As the production portion of our NE-1020 project has come to a close, now is the time that we focus on basic wine chemistries. A series of data is collected on every fermented variety so that we can compare the chemical composition of that variety across several harvest years.
A review on YAN data collected from PA and NY fruit from the 2006 to 2011 vintage years is now posted on Penn State Extension Enology's website. Please click on the link to be re-directed to the content page.
As many PA winemakers know, the 2012 harvest season is upon us. Harvest has also started for the Penn State's NE-1020 variety trial research project led by Dr. Rob Crassweller. This year, 10 varieties are being fermented and chemically analyzed.
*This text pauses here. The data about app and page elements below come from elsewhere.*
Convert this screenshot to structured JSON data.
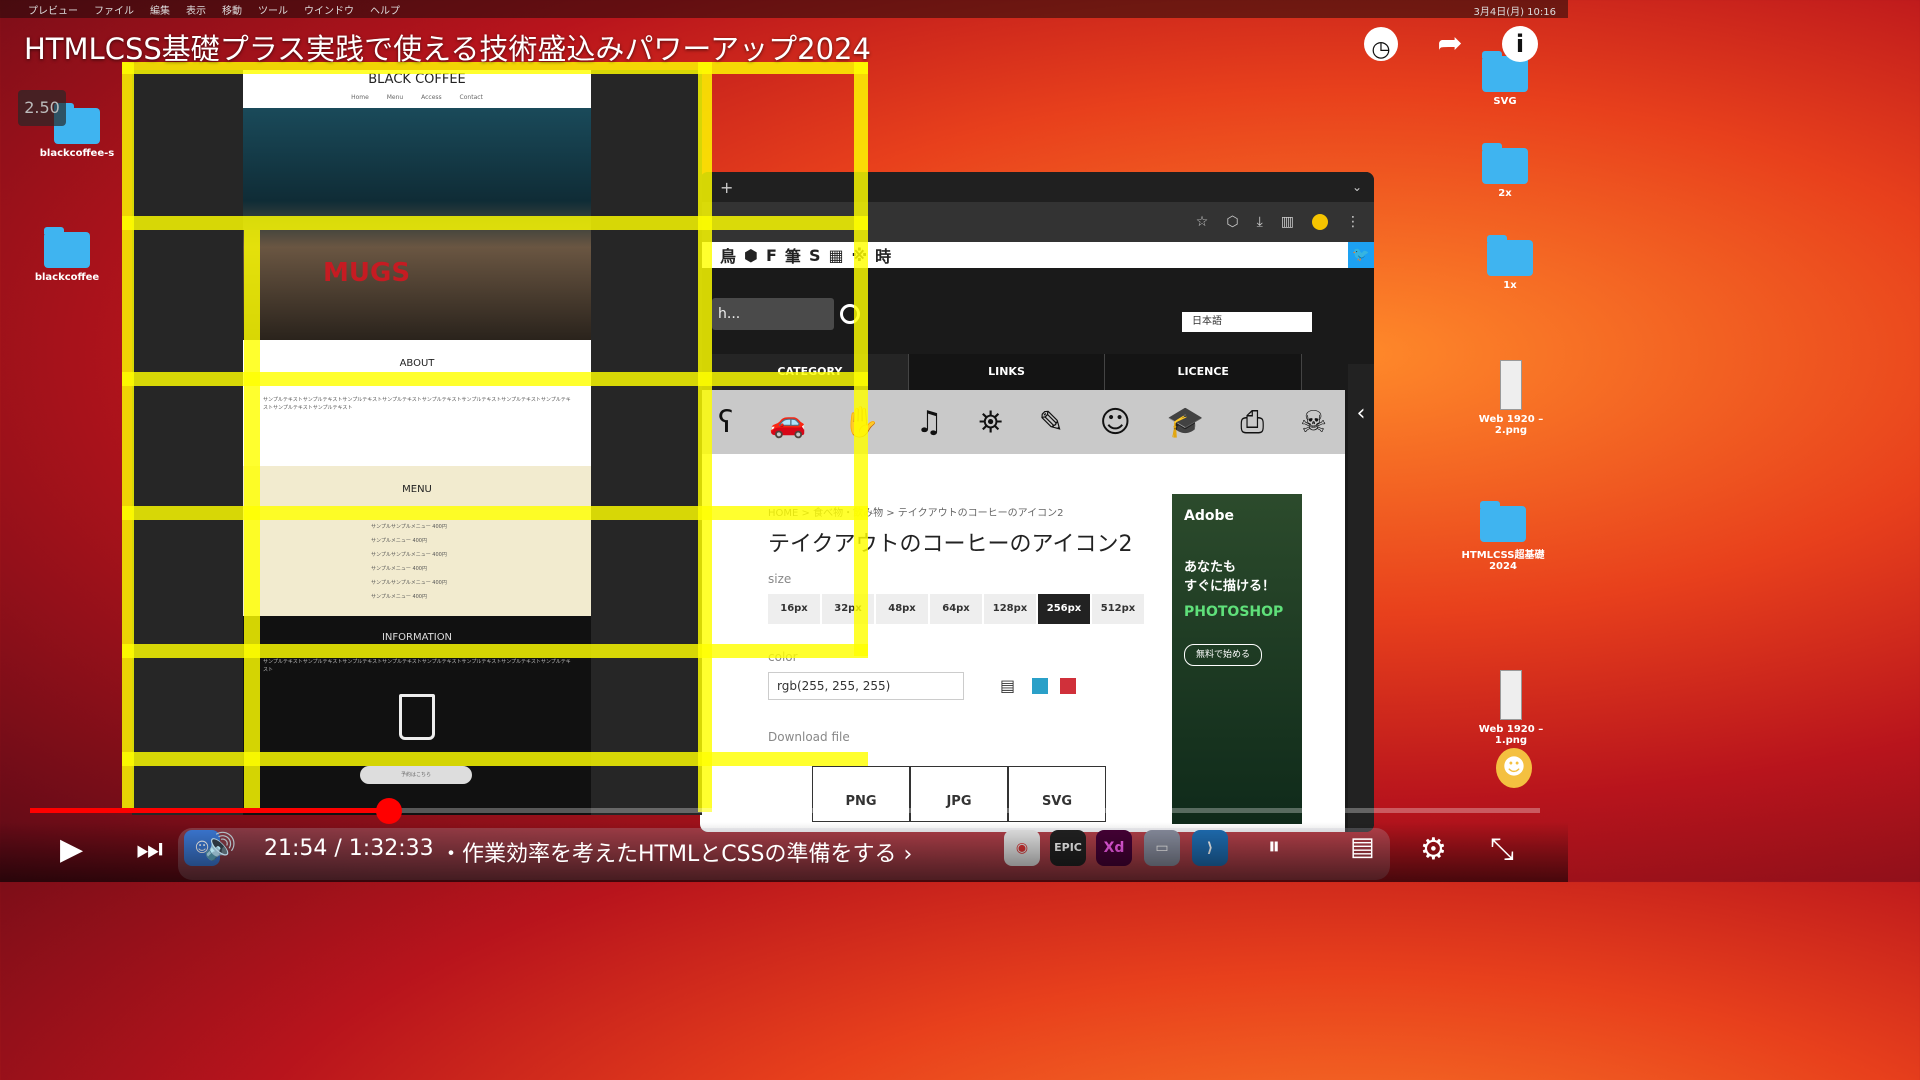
{
  "menubar": {
    "items": [
      "プレビュー",
      "ファイル",
      "編集",
      "表示",
      "移動",
      "ツール",
      "ウインドウ",
      "ヘルプ"
    ],
    "clock": "3月4日(月) 10:16"
  },
  "video": {
    "title": "HTMLCSS基礎プラス実践で使える技術盛込みパワーアップ2024",
    "speed": "2.50",
    "time": "21:54 / 1:32:33",
    "chapter": "・作業効率を考えたHTMLとCSSの準備をする",
    "progress_fraction": 0.238
  },
  "desktop": {
    "left": [
      {
        "label": "blackcoffee-s"
      },
      {
        "label": "blackcoffee"
      }
    ],
    "right": [
      {
        "label": "SVG"
      },
      {
        "label": "2x"
      },
      {
        "label": "1x"
      },
      {
        "label": "Web 1920 – 2.png"
      },
      {
        "label": "HTMLCSS超基礎 2024"
      },
      {
        "label": "Web 1920 – 1.png"
      }
    ]
  },
  "mock": {
    "site_title": "BLACK COFFEE",
    "nav": "Home Menu Access Contact",
    "mug_text": "MUGS",
    "about": "ABOUT",
    "about_text": "サンプルテキストサンプルテキストサンプルテキストサンプルテキストサンプルテキストサンプルテキストサンプルテキストサンプルテキストサンプルテキストサンプルテキスト",
    "menu": "MENU",
    "menu_items": [
      "サンプルサンプルメニュー 400円",
      "サンプルメニュー 400円",
      "サンプルサンプルメニュー 400円",
      "サンプルメニュー 400円",
      "サンプルサンプルメニュー 400円",
      "サンプルメニュー 400円"
    ],
    "info": "INFORMATION",
    "info_text": "サンプルテキストサンプルテキストサンプルテキストサンプルテキストサンプルテキストサンプルテキストサンプルテキストサンプルテキスト",
    "button": "予約はこちら"
  },
  "browser": {
    "tab_add": "+",
    "search_text": "h...",
    "language": "日本語",
    "nav": [
      "CATEGORY",
      "LINKS",
      "LICENCE"
    ],
    "icons": [
      "bear-icon",
      "car-icon",
      "hand-icon",
      "music-note-icon",
      "lighthouse-icon",
      "pencil-icon",
      "face-icon",
      "graduation-cap-icon",
      "printer-icon",
      "skull-icon"
    ],
    "breadcrumb": "HOME > 食べ物・飲み物 > テイクアウトのコーヒーのアイコン2",
    "page_title": "テイクアウトのコーヒーのアイコン2",
    "size_label": "size",
    "sizes": [
      "16px",
      "32px",
      "48px",
      "64px",
      "128px",
      "256px",
      "512px"
    ],
    "selected_size": "256px",
    "color_label": "color",
    "color_value": "rgb(255, 255, 255)",
    "download_label": "Download file",
    "formats": [
      "PNG",
      "JPG",
      "SVG"
    ],
    "ad": {
      "brand": "Adobe",
      "copy": "あなたも\nすぐに描ける！",
      "product": "PHOTOSHOP",
      "cta": "無料で始める"
    },
    "swatch_colors": [
      "#2aa0c8",
      "#d0303a"
    ]
  },
  "colors": {
    "progress": "#ff0000",
    "grid": "#ffff00"
  }
}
These wines will be featured at the 2013 PA Wine Marketing & Research Board Research Summit at University Park, PA. You can follow more NE-1020 project updates on Facebook by liking the "Penn State Extension Enology" page.
This year's WPSU Wine Festival, hosted at the Penn Stater at University Park, PA will feature several Pennsylvania wineries and include a seminar on Pennsylvania wine. Please click the link for more information on the WPSU Wine Festival.
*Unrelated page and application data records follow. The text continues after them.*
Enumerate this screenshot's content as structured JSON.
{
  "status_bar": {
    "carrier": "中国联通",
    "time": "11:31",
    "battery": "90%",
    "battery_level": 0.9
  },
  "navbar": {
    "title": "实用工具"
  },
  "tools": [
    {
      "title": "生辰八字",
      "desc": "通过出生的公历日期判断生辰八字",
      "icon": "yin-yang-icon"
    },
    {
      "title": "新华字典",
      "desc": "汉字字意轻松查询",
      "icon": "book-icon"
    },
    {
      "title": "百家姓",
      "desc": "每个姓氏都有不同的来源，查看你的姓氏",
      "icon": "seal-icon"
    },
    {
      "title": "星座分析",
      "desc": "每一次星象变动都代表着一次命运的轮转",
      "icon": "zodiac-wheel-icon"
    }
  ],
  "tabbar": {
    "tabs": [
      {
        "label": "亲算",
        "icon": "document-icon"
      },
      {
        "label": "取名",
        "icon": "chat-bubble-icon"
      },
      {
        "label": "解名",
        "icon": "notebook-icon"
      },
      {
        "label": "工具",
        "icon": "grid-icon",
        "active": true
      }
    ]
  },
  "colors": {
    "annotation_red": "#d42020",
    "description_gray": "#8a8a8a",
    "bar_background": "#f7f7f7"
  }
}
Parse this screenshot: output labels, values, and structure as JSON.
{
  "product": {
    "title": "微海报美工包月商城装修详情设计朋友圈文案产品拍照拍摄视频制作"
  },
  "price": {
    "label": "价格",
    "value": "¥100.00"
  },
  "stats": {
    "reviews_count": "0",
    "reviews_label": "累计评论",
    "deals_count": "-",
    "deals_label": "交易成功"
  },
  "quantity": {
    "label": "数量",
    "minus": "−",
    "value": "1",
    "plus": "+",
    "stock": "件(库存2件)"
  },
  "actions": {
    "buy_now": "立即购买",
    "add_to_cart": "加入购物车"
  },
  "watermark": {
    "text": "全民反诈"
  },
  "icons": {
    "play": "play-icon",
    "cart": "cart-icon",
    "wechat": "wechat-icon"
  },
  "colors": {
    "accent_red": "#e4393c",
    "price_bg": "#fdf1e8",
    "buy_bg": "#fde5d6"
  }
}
Joe Roberts, 1 Wine Dude nationally-recognized wine blogger, tasted through several Pennsylvania wines in August 2012. This summary provides some insight into his perception of Pennsylvania wine quality and ideas for continued growth.
Many winemakers ask me questions with regards to potassium sorbate (more commonly known as "sorbate") and how effective it is as a wine preservative. The following link is an Enology Blog entry from the University of Minnesota goes into depth with regards to the use of sorbate and how it may (or may not) be helpful to use in a wine.
This is part one of a two-part series. Part one focuses on specific points and studies that Alain discussed during his visit to the eastern U.S. Part two emphasizes practical applications of those points and how to utilize the information from Alain’s talk in a vineyard or winery.
Written by Pennsylvania's leading historians Hudson Cattell and Linda Jones McKee, this is a tell-all book of Pennsylvania's wine industry history. A valuable resource for everyone in the U.S. wine industry. Please click on the link for purchasing information.
Looking for a short how-to video on how to conduct analysis like pH, TA, or SO2? Well, look no further! Cornell now features 5-minute YouTube videos on basic wine analysis. Click on the link to go to the 5-Minute Wine School video listing!
In a recent wine tasting that mimicked the legendary 1976 "Judgment of Paris" tasting, judges from France, Belgium, and the U.S. evaluated established French wines versus those wines grown and produced in New Jersey. The results were interesting! As New Jersey is a neighbor to Pennsylvania, the results of this competition may provide some insight into where east coast wines rank on a global level.
Summaries regarding the recent 2012 PA Wine Marketing & Research Board Research Summit are now available. Please see the Workshop/Seminar Summaries section in "Wine Production" on this website for the enology review, or www.pawinegrape.com for the viticulture review.
Wines & Vines features an article on Pulsair Technology. A pulsair system uses large bubbles to gently aerate and mix a tank. This method is used for various tasks, including cap management and combining blends. Pulsair technology is seen as a worthy tool for all winemakers as a substitute for pump-overs during fermentation of red wines.
This Wines & Vines article on sulfur dioxide additions is very useful for today's winemaker. The article explains the use of sulfur dioxide additions as a method of preservation with anti-microbial and anti-oxidative effects throughout the winemaking process. Clark emphasizes the differences of green juice and brown juice for white wine production, as it might be advantageous to use one over the other.
A recent cover story from Wines and Vines, introducing an expanding Pennsylvania winery. Richard Blair, Blair Vineyards of the Berks County Wine Trail, uses gravity flow for most transfers in the winery. Gravity flow processes may be beneficial for Pennsylvania wineries.
A good article regarding the influence of total package oxygen (TPO) in the bottle on wine quality. An interesting statistic from this article: of 10,000 wines entered IWC competition, 560 had faults - nearly 308 of those faulted bottles were related to poor oxygen management (sulfides and oxidation). Only 117 bottles were corked (had TCA).